Not all kinds of patios, fencing and garden furniture are created equal when it comes to the environment – some are definitely greener than others. But it is still early days in terms of how much information you can find on the environmental impact and sustainability of garden products. Work is being done by some ecological organizations to devise organic standards that can be applied in this area, but in the meantime the best advice is to question your local garden centre, do-it-yourself chain or manufacturer to find out where the product comes from, how it is produced and how much energy has been used in order for it to reach you. They might not have the answers readily available, but without public pressure they might never bother to find out.
There is life beyond a lawn, and it used to be crazy paving, but these days people are opting for more natural-looking patio surfaces in their gardens than concrete. Avoiding concrete is a very good idea – it blocks natural drainage, absorbs heat and smothers all living things on which it is poured. But even with alternative surfaces there are still some important points to consider.

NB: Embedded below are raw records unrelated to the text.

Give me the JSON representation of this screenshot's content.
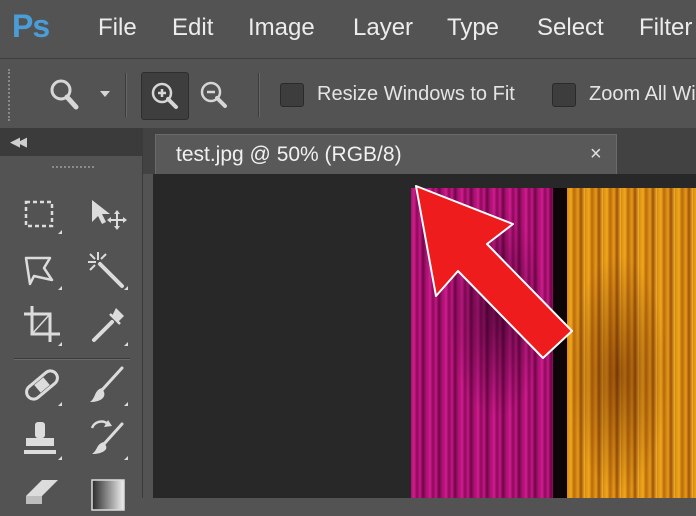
{
  "app": {
    "logo": "Ps"
  },
  "menu": {
    "items": [
      "File",
      "Edit",
      "Image",
      "Layer",
      "Type",
      "Select",
      "Filter"
    ]
  },
  "options": {
    "resize_windows_label": "Resize Windows to Fit",
    "zoom_all_label": "Zoom All Wi"
  },
  "document": {
    "tab_title": "test.jpg @ 50% (RGB/8)",
    "close_glyph": "×"
  },
  "colors": {
    "ui_background": "#535353",
    "canvas_background": "#282828",
    "logo_blue": "#4a9ed8",
    "annotation_arrow": "#ee1c1c"
  },
  "icons": {
    "options": [
      "zoom-tool-icon",
      "dropdown-arrow-icon",
      "zoom-in-icon",
      "zoom-out-icon"
    ],
    "tools": [
      "rectangular-marquee-icon",
      "move-tool-icon",
      "lasso-icon",
      "magic-wand-icon",
      "crop-icon",
      "eyedropper-icon",
      "healing-brush-icon",
      "brush-icon",
      "clone-stamp-icon",
      "history-brush-icon",
      "eraser-icon",
      "gradient-icon"
    ]
  }
}
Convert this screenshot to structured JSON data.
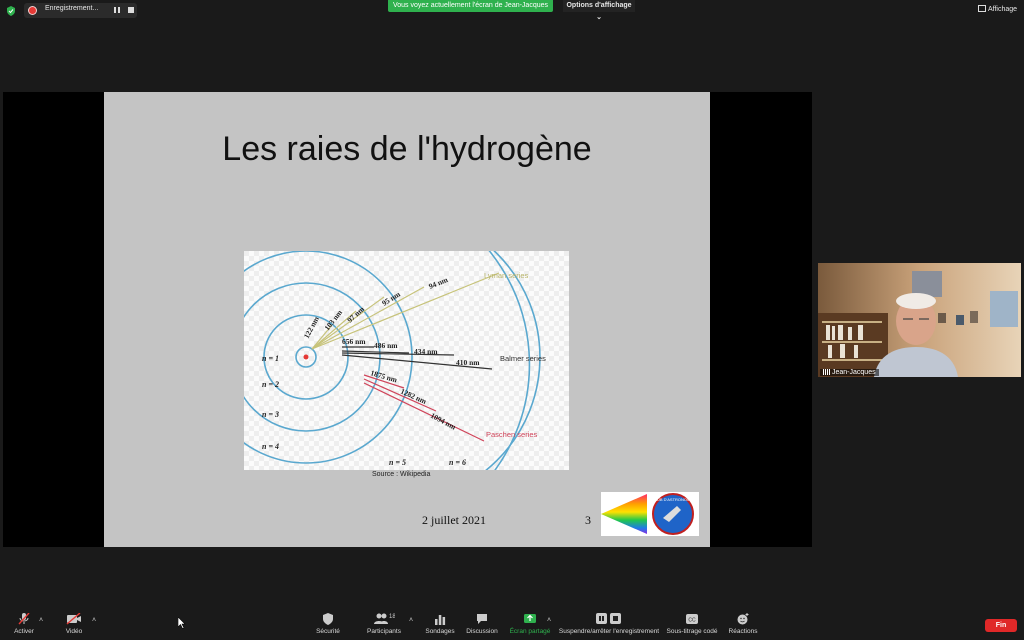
{
  "top_bar": {
    "recording_label": "Enregistrement...",
    "share_banner": "Vous voyez actuellement l'écran de Jean-Jacques",
    "view_options": "Options d'affichage",
    "view_button": "Affichage"
  },
  "slide": {
    "title": "Les raies de l'hydrogène",
    "diagram": {
      "levels": [
        "n = 1",
        "n = 2",
        "n = 3",
        "n = 4",
        "n = 5",
        "n = 6"
      ],
      "lyman": [
        "122 nm",
        "103 nm",
        "97 nm",
        "95 nm",
        "94 nm"
      ],
      "lyman_label": "Lyman series",
      "balmer": [
        "656 nm",
        "486 nm",
        "434 nm",
        "410 nm"
      ],
      "balmer_label": "Balmer series",
      "paschen": [
        "1875 nm",
        "1282 nm",
        "1094 nm"
      ],
      "paschen_label": "Paschen series"
    },
    "source": "Source : Wikipedia",
    "date": "2 juillet 2021",
    "page_number": "3",
    "logo_text": "CLUB D'ASTRONOMIE"
  },
  "participant": {
    "name": "Jean-Jacques"
  },
  "toolbar": {
    "mute": "Activer",
    "video": "Vidéo",
    "security": "Sécurité",
    "participants": "Participants",
    "participants_count": "18",
    "polls": "Sondages",
    "chat": "Discussion",
    "share": "Écran partagé",
    "record": "Suspendre/arrêter l'enregistrement",
    "captions": "Sous-titrage codé",
    "reactions": "Réactions",
    "end": "Fin"
  },
  "colors": {
    "share_green": "#2fb14e",
    "end_red": "#e02828",
    "lyman": "#c7c37a",
    "balmer": "#333333",
    "paschen": "#d0445a",
    "orbit": "#5aa8cf"
  }
}
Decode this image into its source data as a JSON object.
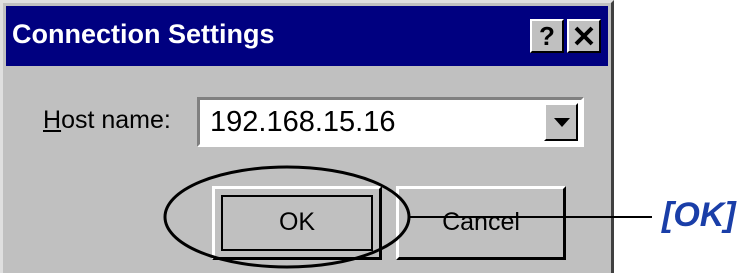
{
  "dialog": {
    "title": "Connection Settings",
    "help_button": "?",
    "close_button": "✕"
  },
  "host": {
    "label_mnemonic": "H",
    "label_rest": "ost name:",
    "value": "192.168.15.16"
  },
  "buttons": {
    "ok": "OK",
    "cancel": "Cancel"
  },
  "annotation": {
    "callout": "[OK]"
  },
  "colors": {
    "title_bar": "#000080",
    "dialog_face": "#c0c0c0",
    "callout_text": "#1a3ea8"
  },
  "icons": {
    "dropdown": "chevron-down-icon"
  }
}
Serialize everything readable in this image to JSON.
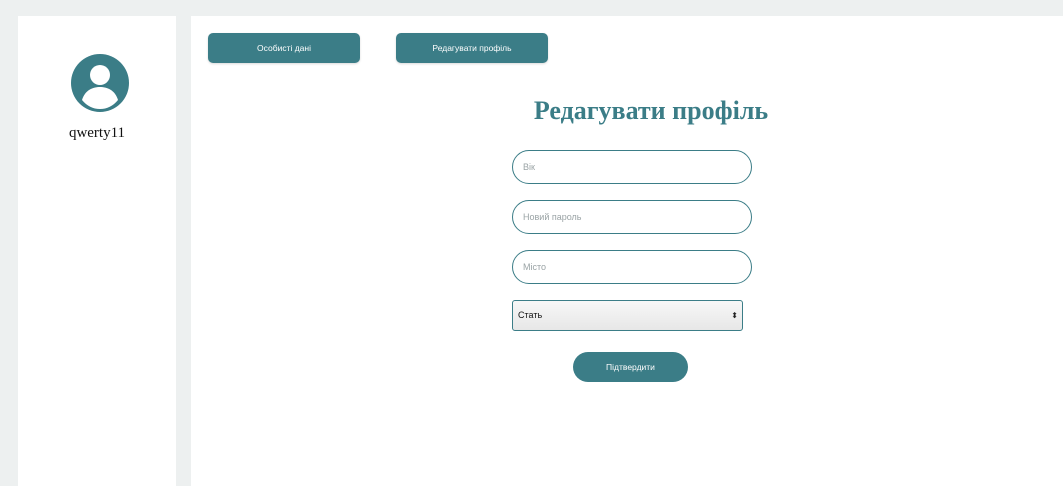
{
  "sidebar": {
    "username": "qwerty11",
    "avatar_icon": "user-avatar-icon"
  },
  "tabs": {
    "personal_label": "Особисті дані",
    "edit_label": "Редагувати профіль"
  },
  "form": {
    "title": "Редагувати профіль",
    "age_placeholder": "Вік",
    "password_placeholder": "Новий пароль",
    "city_placeholder": "Місто",
    "gender_select_value": "Стать",
    "submit_label": "Підтвердити"
  },
  "colors": {
    "accent": "#3b7d87",
    "background": "#edf0f0",
    "panel": "#ffffff"
  }
}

Decking was the garden design hit of the 1990s, but just because it is wooden does not mean it is necessarily green. The wood could be from poorly managed forests or have been treated with toxic chemicals, so get as much information as possible before you buy. Instead of buying new, you could try using reclaimed wood to give a unique look to your patio. Old railway sleepers are also useful for bed edging.
You can also buy second-hand for your patio if you use bricks or paving – reclaimed bricks and paving are available from some builder’s merchants. If you are buying new paving stones, look for local stone to save on the polluting cost of transportation.
Whatever your choice of surface, remember the principles of green gardening and learn to live with a few ‘imperfections’, such as moss. Do not use chemicals to blitz all plant life growing between the cracks in your paving. If things are really getting out of control, try the traditional tried-and-tested method of weeding by hand.